-- Provided material follows --
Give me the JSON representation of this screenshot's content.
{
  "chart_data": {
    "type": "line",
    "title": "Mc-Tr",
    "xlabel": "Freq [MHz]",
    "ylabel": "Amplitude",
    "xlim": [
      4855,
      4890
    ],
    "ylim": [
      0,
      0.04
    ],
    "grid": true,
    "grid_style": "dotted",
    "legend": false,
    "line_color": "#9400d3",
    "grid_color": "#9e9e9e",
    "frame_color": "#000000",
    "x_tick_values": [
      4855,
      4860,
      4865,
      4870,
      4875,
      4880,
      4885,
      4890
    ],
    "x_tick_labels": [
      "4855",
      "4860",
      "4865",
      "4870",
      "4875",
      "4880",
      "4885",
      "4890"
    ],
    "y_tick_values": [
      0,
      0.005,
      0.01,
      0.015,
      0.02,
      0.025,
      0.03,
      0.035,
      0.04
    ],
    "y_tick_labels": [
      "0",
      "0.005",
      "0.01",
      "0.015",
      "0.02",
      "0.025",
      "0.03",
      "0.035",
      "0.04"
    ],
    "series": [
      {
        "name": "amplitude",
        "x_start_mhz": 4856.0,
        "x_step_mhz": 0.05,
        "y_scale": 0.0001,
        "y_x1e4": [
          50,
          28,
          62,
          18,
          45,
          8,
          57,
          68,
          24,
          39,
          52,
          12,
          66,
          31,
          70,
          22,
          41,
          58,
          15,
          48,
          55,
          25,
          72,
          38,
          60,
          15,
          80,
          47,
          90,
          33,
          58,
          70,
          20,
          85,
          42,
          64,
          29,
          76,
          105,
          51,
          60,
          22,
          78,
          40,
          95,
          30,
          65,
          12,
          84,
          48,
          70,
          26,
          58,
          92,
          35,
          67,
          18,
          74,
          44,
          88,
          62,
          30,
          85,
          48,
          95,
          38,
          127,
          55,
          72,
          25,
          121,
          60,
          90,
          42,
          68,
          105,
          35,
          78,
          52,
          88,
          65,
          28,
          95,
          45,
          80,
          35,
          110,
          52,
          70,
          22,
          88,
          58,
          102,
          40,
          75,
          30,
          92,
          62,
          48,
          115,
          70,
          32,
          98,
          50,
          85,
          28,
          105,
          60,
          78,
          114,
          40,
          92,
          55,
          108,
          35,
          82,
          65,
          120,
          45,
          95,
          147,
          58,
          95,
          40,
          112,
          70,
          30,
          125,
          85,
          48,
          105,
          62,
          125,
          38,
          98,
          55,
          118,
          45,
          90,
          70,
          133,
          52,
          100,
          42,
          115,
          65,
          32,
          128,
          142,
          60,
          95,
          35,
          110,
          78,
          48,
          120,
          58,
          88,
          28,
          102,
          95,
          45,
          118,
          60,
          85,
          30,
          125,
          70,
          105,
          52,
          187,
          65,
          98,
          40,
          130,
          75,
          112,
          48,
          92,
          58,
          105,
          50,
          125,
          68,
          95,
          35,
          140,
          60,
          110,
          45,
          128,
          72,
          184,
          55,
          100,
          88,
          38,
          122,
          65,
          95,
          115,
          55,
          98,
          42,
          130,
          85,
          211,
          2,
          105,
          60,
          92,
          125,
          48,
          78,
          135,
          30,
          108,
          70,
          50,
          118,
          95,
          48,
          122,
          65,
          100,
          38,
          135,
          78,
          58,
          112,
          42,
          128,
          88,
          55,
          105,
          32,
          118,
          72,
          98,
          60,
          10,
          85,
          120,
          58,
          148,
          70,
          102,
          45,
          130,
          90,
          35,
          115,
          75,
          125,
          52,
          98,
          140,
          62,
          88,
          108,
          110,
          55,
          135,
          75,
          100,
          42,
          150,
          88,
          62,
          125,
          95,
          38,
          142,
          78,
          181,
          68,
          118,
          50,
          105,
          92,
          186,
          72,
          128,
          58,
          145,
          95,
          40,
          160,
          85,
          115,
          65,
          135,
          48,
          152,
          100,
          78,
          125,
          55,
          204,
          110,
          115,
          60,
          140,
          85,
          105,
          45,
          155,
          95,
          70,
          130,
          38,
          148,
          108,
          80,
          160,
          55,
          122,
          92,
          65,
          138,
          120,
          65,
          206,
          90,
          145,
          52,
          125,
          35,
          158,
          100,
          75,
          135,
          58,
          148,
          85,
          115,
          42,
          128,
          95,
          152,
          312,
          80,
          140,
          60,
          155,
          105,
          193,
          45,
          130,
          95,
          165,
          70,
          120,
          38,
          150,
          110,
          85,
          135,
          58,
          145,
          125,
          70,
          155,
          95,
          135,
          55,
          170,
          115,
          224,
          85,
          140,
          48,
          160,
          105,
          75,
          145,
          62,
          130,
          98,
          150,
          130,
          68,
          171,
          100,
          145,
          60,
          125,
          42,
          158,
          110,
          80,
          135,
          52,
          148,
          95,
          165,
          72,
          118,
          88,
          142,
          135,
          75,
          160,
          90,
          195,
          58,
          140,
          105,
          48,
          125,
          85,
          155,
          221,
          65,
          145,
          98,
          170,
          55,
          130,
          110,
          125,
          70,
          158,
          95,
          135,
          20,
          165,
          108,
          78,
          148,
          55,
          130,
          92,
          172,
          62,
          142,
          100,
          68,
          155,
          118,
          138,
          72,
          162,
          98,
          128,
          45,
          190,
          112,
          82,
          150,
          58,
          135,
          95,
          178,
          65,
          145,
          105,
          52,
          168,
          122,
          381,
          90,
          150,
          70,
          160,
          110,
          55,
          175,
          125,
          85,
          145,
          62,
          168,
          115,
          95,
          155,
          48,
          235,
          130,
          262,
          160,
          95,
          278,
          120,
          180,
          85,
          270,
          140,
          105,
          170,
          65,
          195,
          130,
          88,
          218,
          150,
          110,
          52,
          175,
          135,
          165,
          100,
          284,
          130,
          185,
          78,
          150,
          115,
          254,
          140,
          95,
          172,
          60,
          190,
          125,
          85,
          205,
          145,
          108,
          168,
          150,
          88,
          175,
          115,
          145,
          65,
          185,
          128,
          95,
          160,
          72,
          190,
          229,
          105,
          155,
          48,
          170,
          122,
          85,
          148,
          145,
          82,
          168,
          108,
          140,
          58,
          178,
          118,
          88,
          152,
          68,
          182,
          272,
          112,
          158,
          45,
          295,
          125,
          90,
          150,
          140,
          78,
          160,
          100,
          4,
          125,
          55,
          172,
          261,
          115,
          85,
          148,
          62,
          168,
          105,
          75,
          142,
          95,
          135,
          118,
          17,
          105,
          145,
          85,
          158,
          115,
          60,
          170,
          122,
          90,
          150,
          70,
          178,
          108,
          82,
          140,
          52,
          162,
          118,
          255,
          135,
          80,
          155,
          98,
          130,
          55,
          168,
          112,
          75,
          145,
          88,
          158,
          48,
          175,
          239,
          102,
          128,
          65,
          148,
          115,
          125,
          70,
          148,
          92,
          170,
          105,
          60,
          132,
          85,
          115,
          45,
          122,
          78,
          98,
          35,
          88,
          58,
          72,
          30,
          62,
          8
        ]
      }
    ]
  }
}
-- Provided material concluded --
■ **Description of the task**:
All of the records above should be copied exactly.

■ **Exercise solution**:
Give me the JSON representation of this screenshot's content.
{
  "chart_data": {
    "type": "line",
    "title": "Mc-Tr",
    "xlabel": "Freq [MHz]",
    "ylabel": "Amplitude",
    "xlim": [
      4855,
      4890
    ],
    "ylim": [
      0,
      0.04
    ],
    "grid": true,
    "grid_style": "dotted",
    "legend": false,
    "line_color": "#9400d3",
    "grid_color": "#9e9e9e",
    "frame_color": "#000000",
    "x_tick_values": [
      4855,
      4860,
      4865,
      4870,
      4875,
      4880,
      4885,
      4890
    ],
    "x_tick_labels": [
      "4855",
      "4860",
      "4865",
      "4870",
      "4875",
      "4880",
      "4885",
      "4890"
    ],
    "y_tick_values": [
      0,
      0.005,
      0.01,
      0.015,
      0.02,
      0.025,
      0.03,
      0.035,
      0.04
    ],
    "y_tick_labels": [
      "0",
      "0.005",
      "0.01",
      "0.015",
      "0.02",
      "0.025",
      "0.03",
      "0.035",
      "0.04"
    ],
    "series": [
      {
        "name": "amplitude",
        "x_start_mhz": 4856.0,
        "x_step_mhz": 0.05,
        "y_scale": 0.0001,
        "y_x1e4": [
          50,
          28,
          62,
          18,
          45,
          8,
          57,
          68,
          24,
          39,
          52,
          12,
          66,
          31,
          70,
          22,
          41,
          58,
          15,
          48,
          55,
          25,
          72,
          38,
          60,
          15,
          80,
          47,
          90,
          33,
          58,
          70,
          20,
          85,
          42,
          64,
          29,
          76,
          105,
          51,
          60,
          22,
          78,
          40,
          95,
          30,
          65,
          12,
          84,
          48,
          70,
          26,
          58,
          92,
          35,
          67,
          18,
          74,
          44,
          88,
          62,
          30,
          85,
          48,
          95,
          38,
          127,
          55,
          72,
          25,
          121,
          60,
          90,
          42,
          68,
          105,
          35,
          78,
          52,
          88,
          65,
          28,
          95,
          45,
          80,
          35,
          110,
          52,
          70,
          22,
          88,
          58,
          102,
          40,
          75,
          30,
          92,
          62,
          48,
          115,
          70,
          32,
          98,
          50,
          85,
          28,
          105,
          60,
          78,
          114,
          40,
          92,
          55,
          108,
          35,
          82,
          65,
          120,
          45,
          95,
          147,
          58,
          95,
          40,
          112,
          70,
          30,
          125,
          85,
          48,
          105,
          62,
          125,
          38,
          98,
          55,
          118,
          45,
          90,
          70,
          133,
          52,
          100,
          42,
          115,
          65,
          32,
          128,
          142,
          60,
          95,
          35,
          110,
          78,
          48,
          120,
          58,
          88,
          28,
          102,
          95,
          45,
          118,
          60,
          85,
          30,
          125,
          70,
          105,
          52,
          187,
          65,
          98,
          40,
          130,
          75,
          112,
          48,
          92,
          58,
          105,
          50,
          125,
          68,
          95,
          35,
          140,
          60,
          110,
          45,
          128,
          72,
          184,
          55,
          100,
          88,
          38,
          122,
          65,
          95,
          115,
          55,
          98,
          42,
          130,
          85,
          211,
          2,
          105,
          60,
          92,
          125,
          48,
          78,
          135,
          30,
          108,
          70,
          50,
          118,
          95,
          48,
          122,
          65,
          100,
          38,
          135,
          78,
          58,
          112,
          42,
          128,
          88,
          55,
          105,
          32,
          118,
          72,
          98,
          60,
          10,
          85,
          120,
          58,
          148,
          70,
          102,
          45,
          130,
          90,
          35,
          115,
          75,
          125,
          52,
          98,
          140,
          62,
          88,
          108,
          110,
          55,
          135,
          75,
          100,
          42,
          150,
          88,
          62,
          125,
          95,
          38,
          142,
          78,
          181,
          68,
          118,
          50,
          105,
          92,
          186,
          72,
          128,
          58,
          145,
          95,
          40,
          160,
          85,
          115,
          65,
          135,
          48,
          152,
          100,
          78,
          125,
          55,
          204,
          110,
          115,
          60,
          140,
          85,
          105,
          45,
          155,
          95,
          70,
          130,
          38,
          148,
          108,
          80,
          160,
          55,
          122,
          92,
          65,
          138,
          120,
          65,
          206,
          90,
          145,
          52,
          125,
          35,
          158,
          100,
          75,
          135,
          58,
          148,
          85,
          115,
          42,
          128,
          95,
          152,
          312,
          80,
          140,
          60,
          155,
          105,
          193,
          45,
          130,
          95,
          165,
          70,
          120,
          38,
          150,
          110,
          85,
          135,
          58,
          145,
          125,
          70,
          155,
          95,
          135,
          55,
          170,
          115,
          224,
          85,
          140,
          48,
          160,
          105,
          75,
          145,
          62,
          130,
          98,
          150,
          130,
          68,
          171,
          100,
          145,
          60,
          125,
          42,
          158,
          110,
          80,
          135,
          52,
          148,
          95,
          165,
          72,
          118,
          88,
          142,
          135,
          75,
          160,
          90,
          195,
          58,
          140,
          105,
          48,
          125,
          85,
          155,
          221,
          65,
          145,
          98,
          170,
          55,
          130,
          110,
          125,
          70,
          158,
          95,
          135,
          20,
          165,
          108,
          78,
          148,
          55,
          130,
          92,
          172,
          62,
          142,
          100,
          68,
          155,
          118,
          138,
          72,
          162,
          98,
          128,
          45,
          190,
          112,
          82,
          150,
          58,
          135,
          95,
          178,
          65,
          145,
          105,
          52,
          168,
          122,
          381,
          90,
          150,
          70,
          160,
          110,
          55,
          175,
          125,
          85,
          145,
          62,
          168,
          115,
          95,
          155,
          48,
          235,
          130,
          262,
          160,
          95,
          278,
          120,
          180,
          85,
          270,
          140,
          105,
          170,
          65,
          195,
          130,
          88,
          218,
          150,
          110,
          52,
          175,
          135,
          165,
          100,
          284,
          130,
          185,
          78,
          150,
          115,
          254,
          140,
          95,
          172,
          60,
          190,
          125,
          85,
          205,
          145,
          108,
          168,
          150,
          88,
          175,
          115,
          145,
          65,
          185,
          128,
          95,
          160,
          72,
          190,
          229,
          105,
          155,
          48,
          170,
          122,
          85,
          148,
          145,
          82,
          168,
          108,
          140,
          58,
          178,
          118,
          88,
          152,
          68,
          182,
          272,
          112,
          158,
          45,
          295,
          125,
          90,
          150,
          140,
          78,
          160,
          100,
          4,
          125,
          55,
          172,
          261,
          115,
          85,
          148,
          62,
          168,
          105,
          75,
          142,
          95,
          135,
          118,
          17,
          105,
          145,
          85,
          158,
          115,
          60,
          170,
          122,
          90,
          150,
          70,
          178,
          108,
          82,
          140,
          52,
          162,
          118,
          255,
          135,
          80,
          155,
          98,
          130,
          55,
          168,
          112,
          75,
          145,
          88,
          158,
          48,
          175,
          239,
          102,
          128,
          65,
          148,
          115,
          125,
          70,
          148,
          92,
          170,
          105,
          60,
          132,
          85,
          115,
          45,
          122,
          78,
          98,
          35,
          88,
          58,
          72,
          30,
          62,
          8
        ]
      }
    ]
  }
}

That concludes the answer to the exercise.